Content starts

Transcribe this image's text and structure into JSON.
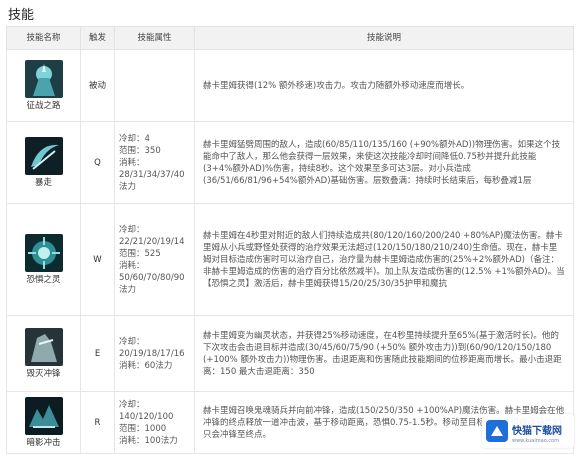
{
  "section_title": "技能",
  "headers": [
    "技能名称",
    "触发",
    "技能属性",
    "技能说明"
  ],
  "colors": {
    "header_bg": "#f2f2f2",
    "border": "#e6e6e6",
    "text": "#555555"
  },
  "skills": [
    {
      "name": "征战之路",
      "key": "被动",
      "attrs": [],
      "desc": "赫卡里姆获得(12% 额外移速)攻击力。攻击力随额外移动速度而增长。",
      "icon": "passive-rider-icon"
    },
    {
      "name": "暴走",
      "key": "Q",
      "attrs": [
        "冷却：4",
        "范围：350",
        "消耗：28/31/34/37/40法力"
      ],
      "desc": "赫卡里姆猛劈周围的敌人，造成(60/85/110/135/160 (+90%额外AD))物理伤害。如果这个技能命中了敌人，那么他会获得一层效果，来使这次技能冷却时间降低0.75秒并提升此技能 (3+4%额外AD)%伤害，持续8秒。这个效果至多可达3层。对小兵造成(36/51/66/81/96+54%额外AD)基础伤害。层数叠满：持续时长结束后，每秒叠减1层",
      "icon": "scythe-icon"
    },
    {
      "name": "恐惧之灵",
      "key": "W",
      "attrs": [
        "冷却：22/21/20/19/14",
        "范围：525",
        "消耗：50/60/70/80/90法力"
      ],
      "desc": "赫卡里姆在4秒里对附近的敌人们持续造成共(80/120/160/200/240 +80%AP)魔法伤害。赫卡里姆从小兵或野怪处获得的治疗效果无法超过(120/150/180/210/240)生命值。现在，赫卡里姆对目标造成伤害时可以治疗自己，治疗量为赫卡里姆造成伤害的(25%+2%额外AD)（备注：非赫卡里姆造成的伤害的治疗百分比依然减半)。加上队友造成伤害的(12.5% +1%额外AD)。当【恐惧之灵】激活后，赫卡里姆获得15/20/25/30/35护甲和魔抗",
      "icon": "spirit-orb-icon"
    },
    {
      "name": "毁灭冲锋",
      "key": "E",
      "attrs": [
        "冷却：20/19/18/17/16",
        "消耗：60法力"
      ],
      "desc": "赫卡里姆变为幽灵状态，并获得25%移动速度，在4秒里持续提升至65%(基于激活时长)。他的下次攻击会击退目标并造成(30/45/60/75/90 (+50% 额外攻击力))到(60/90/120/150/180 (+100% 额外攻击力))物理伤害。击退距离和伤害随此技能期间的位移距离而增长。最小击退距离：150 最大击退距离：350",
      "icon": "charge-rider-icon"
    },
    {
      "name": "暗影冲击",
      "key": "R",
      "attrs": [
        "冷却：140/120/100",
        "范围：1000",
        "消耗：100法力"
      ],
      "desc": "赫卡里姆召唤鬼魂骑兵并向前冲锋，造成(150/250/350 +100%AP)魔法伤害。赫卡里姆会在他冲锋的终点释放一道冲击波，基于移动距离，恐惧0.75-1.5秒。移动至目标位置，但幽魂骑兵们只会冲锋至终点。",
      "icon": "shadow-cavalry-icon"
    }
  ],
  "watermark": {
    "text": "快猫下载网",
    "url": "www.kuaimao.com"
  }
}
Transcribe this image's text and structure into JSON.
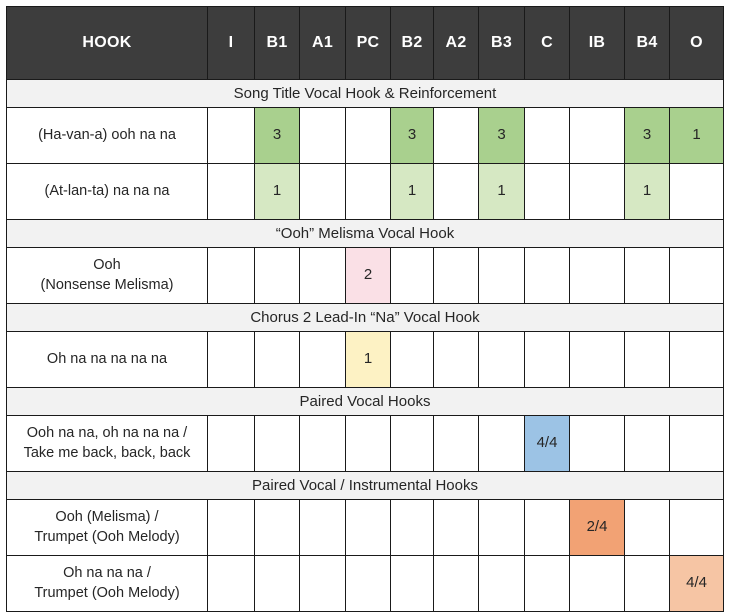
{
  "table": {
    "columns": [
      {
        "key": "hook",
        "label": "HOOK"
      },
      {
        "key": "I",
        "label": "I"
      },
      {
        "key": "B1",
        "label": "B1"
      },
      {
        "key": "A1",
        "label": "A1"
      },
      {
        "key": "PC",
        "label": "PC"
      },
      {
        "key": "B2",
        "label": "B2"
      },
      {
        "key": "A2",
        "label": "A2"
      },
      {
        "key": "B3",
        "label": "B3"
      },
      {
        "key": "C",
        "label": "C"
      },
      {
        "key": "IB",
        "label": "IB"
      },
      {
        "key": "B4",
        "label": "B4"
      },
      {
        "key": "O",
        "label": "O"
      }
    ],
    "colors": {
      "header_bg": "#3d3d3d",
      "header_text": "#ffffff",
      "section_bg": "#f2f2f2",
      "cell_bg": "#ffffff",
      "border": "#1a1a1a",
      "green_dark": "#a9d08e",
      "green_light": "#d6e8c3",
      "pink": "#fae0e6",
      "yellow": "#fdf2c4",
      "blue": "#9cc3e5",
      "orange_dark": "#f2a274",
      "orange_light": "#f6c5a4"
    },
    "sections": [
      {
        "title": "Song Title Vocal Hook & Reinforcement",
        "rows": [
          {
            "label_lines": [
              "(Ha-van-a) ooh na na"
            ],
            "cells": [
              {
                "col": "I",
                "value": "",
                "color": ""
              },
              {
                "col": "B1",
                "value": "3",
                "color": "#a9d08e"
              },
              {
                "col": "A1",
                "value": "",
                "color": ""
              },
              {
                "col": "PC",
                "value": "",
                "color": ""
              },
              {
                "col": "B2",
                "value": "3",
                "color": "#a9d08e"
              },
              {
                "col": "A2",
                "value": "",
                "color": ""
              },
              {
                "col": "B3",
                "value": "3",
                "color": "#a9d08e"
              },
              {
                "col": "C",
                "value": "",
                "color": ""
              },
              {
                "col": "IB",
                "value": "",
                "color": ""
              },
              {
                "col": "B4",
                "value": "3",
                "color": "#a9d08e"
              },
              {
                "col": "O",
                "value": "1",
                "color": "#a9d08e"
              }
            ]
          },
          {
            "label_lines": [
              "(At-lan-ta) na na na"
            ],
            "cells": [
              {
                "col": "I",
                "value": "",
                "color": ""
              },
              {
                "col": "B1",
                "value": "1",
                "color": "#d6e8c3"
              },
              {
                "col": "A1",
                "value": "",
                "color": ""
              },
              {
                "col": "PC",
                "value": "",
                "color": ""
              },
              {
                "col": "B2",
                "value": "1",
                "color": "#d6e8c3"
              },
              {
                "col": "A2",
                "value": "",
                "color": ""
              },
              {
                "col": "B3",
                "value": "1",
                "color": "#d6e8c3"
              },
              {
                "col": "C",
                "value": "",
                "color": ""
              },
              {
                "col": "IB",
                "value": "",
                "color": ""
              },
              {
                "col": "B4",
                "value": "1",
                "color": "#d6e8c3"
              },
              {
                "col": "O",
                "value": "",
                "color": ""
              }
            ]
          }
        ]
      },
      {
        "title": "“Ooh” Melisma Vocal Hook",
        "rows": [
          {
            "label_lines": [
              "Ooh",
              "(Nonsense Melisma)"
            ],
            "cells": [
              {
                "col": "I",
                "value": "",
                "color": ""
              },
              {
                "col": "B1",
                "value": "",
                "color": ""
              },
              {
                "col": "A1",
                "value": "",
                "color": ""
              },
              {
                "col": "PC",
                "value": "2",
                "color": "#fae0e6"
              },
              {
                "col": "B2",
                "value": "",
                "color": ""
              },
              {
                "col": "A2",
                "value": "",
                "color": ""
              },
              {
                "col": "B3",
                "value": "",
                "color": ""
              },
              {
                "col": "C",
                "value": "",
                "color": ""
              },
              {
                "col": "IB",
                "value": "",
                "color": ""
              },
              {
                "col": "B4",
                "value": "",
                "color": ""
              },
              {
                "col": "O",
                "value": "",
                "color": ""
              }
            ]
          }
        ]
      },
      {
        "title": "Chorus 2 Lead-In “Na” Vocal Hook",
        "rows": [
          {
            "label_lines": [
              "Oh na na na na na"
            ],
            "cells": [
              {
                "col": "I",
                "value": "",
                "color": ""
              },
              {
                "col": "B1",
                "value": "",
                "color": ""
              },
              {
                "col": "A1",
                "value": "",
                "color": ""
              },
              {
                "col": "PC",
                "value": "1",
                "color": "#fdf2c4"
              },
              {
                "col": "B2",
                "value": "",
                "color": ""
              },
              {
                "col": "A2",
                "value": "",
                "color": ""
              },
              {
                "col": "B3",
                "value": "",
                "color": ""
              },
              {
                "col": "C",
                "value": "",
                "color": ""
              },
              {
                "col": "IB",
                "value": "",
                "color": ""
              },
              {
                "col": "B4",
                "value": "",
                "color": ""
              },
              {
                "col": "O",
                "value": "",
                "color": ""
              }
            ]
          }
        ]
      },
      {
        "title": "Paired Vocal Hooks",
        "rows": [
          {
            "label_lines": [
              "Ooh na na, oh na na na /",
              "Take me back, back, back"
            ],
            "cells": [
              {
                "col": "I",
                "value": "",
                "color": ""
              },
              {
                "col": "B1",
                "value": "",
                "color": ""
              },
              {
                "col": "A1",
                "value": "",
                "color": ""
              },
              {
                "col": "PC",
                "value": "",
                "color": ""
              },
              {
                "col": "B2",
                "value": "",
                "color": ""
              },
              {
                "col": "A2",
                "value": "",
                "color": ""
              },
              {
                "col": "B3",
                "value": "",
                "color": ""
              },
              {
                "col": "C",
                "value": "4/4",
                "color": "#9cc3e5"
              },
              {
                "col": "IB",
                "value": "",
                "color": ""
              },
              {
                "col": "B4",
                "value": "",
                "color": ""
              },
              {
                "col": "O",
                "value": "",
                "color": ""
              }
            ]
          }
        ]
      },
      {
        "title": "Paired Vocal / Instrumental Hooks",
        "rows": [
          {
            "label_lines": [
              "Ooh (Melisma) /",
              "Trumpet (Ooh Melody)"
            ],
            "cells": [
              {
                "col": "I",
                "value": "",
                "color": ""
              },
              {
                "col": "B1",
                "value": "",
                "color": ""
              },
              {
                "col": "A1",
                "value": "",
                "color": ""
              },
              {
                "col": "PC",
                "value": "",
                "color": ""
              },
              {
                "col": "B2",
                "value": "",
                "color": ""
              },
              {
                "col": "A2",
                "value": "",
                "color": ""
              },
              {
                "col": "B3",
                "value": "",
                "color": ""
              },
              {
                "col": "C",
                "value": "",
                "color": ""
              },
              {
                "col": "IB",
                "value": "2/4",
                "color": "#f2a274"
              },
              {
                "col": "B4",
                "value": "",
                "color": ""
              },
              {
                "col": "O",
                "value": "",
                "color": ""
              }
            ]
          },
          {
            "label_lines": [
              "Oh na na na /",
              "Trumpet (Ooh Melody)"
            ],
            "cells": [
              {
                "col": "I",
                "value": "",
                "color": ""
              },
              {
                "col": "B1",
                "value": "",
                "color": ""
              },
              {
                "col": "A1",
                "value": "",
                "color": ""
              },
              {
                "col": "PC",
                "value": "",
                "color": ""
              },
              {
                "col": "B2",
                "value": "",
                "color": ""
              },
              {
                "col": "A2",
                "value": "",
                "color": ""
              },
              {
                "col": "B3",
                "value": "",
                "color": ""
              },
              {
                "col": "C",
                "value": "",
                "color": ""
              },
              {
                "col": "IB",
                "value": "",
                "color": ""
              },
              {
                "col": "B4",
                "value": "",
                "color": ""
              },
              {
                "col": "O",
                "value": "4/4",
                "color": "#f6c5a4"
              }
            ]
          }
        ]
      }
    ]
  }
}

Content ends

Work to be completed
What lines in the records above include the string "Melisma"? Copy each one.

Your solution
        "title": "“Ooh” Melisma Vocal Hook",
              "(Nonsense Melisma)"
              "Ooh (Melisma) /",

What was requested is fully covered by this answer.